* _Task to carry out_
Check each line of the listing below for the string "socks", and copy the ones that have it.

- Opening Delimiter -

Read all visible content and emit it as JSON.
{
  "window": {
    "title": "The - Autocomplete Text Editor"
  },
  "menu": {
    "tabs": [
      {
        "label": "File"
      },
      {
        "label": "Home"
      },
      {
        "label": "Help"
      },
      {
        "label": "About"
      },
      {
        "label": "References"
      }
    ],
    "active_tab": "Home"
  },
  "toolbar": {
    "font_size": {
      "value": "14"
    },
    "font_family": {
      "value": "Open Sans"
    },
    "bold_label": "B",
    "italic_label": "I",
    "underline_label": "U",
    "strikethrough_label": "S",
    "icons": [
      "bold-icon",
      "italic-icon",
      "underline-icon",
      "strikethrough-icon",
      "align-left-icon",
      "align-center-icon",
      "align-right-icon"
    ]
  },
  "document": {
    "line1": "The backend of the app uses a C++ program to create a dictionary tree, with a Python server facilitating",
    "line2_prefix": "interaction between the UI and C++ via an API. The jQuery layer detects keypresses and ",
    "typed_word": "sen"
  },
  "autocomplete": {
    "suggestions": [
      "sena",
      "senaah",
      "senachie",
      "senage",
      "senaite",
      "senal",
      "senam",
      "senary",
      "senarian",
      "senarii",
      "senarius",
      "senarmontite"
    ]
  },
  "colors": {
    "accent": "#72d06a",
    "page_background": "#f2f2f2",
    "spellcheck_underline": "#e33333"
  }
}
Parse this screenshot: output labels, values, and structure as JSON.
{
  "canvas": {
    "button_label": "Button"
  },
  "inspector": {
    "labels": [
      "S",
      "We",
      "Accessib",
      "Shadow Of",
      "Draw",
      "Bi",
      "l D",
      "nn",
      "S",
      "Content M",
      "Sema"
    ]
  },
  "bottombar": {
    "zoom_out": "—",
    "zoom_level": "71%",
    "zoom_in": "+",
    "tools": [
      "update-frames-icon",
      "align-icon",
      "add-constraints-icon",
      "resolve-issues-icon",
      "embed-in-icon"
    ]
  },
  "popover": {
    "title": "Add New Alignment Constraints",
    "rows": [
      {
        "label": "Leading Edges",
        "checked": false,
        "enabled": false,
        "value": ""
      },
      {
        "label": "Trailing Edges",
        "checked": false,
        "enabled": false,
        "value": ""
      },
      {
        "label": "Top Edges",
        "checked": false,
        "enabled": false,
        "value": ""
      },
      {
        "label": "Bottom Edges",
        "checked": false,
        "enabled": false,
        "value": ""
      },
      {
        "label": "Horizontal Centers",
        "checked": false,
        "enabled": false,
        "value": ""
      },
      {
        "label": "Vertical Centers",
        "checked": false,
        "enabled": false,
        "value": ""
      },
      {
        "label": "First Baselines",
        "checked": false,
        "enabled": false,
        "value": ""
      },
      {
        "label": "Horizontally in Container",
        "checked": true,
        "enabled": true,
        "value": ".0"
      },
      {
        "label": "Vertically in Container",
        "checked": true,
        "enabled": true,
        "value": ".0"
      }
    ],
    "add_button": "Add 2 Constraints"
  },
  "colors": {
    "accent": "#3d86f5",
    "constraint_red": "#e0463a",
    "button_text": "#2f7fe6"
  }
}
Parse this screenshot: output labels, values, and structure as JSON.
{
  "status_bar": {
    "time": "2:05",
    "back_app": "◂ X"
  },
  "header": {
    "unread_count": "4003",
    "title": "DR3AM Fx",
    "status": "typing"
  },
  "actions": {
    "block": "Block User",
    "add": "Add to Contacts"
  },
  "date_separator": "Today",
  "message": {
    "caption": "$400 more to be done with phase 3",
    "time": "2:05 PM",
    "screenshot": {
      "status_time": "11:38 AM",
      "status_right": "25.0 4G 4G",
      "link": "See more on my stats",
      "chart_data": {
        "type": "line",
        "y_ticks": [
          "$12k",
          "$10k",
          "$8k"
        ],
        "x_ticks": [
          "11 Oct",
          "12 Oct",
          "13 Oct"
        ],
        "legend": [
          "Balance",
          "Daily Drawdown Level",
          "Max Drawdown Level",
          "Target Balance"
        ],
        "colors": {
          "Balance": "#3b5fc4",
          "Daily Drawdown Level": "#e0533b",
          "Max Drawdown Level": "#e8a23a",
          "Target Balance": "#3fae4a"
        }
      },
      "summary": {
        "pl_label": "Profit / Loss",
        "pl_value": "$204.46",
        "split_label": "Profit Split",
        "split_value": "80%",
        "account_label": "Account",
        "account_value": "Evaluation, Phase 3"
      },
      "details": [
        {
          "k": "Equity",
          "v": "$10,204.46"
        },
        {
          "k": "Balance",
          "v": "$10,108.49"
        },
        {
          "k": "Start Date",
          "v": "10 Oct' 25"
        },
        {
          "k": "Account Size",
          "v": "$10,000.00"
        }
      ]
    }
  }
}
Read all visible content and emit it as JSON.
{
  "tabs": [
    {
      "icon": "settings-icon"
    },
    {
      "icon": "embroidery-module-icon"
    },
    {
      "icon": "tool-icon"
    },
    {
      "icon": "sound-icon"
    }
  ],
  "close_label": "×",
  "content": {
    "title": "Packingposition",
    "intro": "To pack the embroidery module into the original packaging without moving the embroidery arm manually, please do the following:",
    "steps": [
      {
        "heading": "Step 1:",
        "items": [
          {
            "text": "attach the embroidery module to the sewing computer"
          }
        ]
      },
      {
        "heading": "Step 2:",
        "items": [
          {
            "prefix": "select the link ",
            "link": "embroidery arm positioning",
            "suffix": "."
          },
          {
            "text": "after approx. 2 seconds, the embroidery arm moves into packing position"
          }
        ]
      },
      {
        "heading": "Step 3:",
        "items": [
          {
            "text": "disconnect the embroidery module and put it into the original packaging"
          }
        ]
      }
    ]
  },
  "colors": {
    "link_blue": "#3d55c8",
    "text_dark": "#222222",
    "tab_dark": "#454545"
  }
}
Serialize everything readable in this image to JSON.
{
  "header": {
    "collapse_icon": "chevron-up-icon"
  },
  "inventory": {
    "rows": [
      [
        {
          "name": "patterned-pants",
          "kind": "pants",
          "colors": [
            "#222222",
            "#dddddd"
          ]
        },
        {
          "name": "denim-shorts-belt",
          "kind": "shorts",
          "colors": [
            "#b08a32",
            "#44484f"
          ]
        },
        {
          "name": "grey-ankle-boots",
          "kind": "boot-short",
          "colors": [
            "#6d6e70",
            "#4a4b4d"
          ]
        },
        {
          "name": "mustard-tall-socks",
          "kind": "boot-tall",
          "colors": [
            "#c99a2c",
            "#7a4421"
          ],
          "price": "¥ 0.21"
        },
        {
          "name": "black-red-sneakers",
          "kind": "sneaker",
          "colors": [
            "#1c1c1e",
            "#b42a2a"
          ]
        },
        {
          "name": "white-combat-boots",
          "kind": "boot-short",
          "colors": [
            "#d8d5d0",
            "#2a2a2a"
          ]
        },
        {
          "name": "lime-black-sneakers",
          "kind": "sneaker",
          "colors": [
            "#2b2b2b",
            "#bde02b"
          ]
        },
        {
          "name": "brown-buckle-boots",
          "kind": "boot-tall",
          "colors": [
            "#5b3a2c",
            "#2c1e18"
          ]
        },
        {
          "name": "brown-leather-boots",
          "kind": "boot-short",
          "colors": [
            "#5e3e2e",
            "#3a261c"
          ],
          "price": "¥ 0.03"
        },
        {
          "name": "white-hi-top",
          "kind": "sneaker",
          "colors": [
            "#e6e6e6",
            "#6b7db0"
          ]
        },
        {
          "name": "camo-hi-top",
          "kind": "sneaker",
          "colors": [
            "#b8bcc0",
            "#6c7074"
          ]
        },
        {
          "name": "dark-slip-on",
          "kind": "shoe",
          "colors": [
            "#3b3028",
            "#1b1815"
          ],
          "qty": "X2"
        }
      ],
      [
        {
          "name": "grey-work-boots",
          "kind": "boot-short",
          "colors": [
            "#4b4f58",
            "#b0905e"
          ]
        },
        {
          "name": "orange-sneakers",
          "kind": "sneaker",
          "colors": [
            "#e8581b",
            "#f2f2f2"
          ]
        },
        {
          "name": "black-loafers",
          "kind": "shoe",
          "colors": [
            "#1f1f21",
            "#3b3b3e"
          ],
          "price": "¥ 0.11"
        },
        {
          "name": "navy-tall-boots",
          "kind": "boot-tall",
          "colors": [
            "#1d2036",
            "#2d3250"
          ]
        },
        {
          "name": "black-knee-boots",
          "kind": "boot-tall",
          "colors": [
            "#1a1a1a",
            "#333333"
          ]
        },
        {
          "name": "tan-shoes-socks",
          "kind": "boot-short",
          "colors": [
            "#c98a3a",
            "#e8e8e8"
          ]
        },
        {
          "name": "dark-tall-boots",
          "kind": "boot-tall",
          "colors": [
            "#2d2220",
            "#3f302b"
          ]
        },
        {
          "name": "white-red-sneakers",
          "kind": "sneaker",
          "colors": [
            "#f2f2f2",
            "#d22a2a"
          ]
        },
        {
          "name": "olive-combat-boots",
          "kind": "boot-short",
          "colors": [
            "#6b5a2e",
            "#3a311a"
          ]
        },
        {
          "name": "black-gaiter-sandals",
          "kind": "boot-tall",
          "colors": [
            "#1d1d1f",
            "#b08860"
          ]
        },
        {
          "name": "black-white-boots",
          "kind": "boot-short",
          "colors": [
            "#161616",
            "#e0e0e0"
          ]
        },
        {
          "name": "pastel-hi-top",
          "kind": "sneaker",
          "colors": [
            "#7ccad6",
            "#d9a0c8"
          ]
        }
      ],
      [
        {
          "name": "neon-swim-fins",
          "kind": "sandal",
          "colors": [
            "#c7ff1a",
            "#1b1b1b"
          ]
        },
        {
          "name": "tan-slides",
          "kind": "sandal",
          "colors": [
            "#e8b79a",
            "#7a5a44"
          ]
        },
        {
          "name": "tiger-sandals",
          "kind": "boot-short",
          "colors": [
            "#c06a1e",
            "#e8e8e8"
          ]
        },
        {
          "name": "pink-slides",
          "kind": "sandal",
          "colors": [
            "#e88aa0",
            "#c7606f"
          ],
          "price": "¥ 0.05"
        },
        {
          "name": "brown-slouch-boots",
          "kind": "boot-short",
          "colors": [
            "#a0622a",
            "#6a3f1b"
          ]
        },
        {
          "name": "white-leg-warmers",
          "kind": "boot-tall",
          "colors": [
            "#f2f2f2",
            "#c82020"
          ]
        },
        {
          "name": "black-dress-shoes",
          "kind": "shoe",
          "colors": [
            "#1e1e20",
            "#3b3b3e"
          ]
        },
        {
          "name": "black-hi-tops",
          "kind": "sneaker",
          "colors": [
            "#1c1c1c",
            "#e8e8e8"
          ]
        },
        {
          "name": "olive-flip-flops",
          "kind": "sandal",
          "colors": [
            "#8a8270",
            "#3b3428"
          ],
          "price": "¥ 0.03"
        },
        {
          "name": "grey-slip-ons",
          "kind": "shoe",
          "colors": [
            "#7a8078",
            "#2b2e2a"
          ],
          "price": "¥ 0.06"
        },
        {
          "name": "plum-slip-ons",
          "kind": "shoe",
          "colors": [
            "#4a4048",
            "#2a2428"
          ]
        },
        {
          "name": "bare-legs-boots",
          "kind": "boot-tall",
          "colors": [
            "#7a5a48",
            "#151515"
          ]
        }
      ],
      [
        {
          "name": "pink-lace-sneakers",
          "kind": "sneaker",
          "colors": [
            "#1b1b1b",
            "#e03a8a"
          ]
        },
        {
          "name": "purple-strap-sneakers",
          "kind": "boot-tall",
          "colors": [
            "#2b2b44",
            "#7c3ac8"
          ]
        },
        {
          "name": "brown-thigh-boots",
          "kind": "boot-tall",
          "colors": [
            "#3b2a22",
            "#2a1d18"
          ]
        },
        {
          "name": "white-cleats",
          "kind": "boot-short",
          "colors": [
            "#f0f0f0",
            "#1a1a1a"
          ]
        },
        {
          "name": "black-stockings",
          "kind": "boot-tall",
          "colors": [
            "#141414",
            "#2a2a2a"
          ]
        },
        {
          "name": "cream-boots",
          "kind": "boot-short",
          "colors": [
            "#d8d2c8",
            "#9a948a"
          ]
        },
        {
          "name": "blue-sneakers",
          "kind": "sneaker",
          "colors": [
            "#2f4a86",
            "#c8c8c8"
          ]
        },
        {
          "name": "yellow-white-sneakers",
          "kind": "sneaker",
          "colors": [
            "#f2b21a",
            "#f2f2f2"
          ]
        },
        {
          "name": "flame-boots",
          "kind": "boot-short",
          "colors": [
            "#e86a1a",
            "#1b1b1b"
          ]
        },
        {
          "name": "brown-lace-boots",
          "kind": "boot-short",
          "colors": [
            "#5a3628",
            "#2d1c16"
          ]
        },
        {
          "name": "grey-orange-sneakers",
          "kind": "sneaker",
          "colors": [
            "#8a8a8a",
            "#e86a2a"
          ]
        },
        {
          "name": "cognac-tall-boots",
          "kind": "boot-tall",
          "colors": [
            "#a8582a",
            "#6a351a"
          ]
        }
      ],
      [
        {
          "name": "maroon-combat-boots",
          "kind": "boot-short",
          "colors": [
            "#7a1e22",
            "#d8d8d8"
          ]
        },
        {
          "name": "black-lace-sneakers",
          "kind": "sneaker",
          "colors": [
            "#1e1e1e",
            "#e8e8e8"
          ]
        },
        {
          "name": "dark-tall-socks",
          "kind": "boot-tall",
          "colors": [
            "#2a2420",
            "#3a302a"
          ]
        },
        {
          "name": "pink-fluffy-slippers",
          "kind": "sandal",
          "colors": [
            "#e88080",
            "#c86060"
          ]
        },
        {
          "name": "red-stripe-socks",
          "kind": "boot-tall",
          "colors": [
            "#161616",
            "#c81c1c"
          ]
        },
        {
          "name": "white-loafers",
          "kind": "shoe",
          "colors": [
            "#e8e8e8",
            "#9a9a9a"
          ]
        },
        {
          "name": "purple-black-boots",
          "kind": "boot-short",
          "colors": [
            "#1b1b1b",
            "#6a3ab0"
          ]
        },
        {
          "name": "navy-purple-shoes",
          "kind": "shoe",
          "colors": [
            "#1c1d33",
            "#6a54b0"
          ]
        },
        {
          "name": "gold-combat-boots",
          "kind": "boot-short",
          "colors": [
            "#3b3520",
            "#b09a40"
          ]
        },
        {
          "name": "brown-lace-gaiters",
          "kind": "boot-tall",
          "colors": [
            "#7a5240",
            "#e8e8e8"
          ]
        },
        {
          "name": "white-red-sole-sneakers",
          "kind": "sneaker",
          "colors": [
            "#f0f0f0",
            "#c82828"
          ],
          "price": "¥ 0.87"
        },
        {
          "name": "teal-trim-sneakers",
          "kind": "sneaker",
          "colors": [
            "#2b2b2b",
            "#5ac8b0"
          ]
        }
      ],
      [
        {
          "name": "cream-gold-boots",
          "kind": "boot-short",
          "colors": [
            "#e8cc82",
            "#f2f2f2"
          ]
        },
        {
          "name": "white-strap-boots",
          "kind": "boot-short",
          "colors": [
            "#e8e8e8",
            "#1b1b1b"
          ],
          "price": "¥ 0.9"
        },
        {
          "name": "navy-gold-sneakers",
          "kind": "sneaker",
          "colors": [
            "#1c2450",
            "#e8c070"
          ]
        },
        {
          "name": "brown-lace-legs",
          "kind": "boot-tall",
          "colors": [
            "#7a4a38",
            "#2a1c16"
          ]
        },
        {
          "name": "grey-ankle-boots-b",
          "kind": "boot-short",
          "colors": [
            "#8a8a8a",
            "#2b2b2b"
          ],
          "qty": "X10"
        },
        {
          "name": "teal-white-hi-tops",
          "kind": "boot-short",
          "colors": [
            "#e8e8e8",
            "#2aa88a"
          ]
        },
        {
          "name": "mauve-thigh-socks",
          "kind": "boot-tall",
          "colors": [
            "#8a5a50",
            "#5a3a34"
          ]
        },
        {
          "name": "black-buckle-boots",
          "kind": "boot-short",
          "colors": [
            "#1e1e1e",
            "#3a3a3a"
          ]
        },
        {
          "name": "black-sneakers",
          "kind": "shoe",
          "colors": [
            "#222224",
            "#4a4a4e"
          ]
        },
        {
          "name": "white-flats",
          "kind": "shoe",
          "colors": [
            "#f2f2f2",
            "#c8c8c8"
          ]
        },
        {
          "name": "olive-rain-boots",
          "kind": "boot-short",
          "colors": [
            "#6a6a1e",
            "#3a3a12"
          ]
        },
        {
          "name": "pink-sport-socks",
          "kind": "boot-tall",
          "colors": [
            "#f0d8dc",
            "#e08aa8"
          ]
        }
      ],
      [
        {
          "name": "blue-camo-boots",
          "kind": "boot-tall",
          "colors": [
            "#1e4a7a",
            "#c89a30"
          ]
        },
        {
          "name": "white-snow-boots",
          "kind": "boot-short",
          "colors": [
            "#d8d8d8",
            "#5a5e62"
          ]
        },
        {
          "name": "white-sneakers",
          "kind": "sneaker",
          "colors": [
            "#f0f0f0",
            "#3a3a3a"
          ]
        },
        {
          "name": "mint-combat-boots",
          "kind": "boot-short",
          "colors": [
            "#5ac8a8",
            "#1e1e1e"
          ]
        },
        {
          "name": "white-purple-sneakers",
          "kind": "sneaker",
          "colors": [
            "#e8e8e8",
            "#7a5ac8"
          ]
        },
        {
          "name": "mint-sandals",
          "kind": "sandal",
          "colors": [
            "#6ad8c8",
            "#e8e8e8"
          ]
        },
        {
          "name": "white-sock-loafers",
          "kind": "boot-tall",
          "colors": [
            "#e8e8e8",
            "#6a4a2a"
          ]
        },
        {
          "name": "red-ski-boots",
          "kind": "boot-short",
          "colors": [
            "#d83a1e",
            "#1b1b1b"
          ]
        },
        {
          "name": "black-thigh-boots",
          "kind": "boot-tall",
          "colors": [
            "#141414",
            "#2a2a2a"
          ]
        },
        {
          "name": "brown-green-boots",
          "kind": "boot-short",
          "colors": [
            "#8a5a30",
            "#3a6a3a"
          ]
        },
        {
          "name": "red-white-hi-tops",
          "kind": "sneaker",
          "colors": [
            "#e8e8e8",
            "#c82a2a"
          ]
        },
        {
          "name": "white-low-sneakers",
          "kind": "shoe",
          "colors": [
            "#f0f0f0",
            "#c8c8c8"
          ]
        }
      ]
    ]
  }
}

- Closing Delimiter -

* _Expected answer_
          "name": "mustard-tall-socks",
          "name": "tan-shoes-socks",
          "name": "dark-tall-socks",
          "name": "red-stripe-socks",
          "name": "mauve-thigh-socks",
          "name": "pink-sport-socks",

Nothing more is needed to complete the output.